▸ Description of the task
Could you copy the records below exactly, keeping none of the images?

----- Data supplied -----

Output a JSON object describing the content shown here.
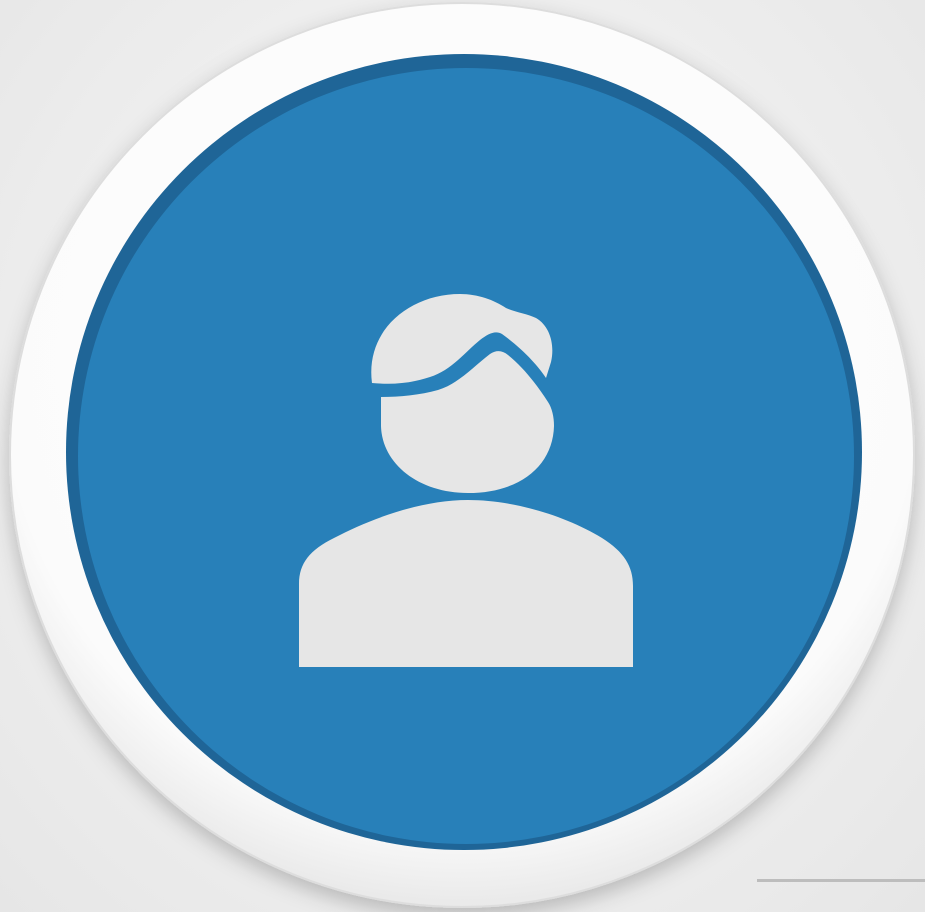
{
  "avatar": {
    "icon": "user-icon",
    "colors": {
      "background": "#eeeeee",
      "ring": "#ffffff",
      "disc": "#2880b9",
      "disc_edge": "#1f6597",
      "figure": "#e6e6e6"
    }
  }
}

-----

▸ Answer below
Output a JSON object describing the content shown here.
{
  "avatar": {
    "icon": "user-icon",
    "colors": {
      "background": "#eeeeee",
      "ring": "#ffffff",
      "disc": "#2880b9",
      "disc_edge": "#1f6597",
      "figure": "#e6e6e6"
    }
  }
}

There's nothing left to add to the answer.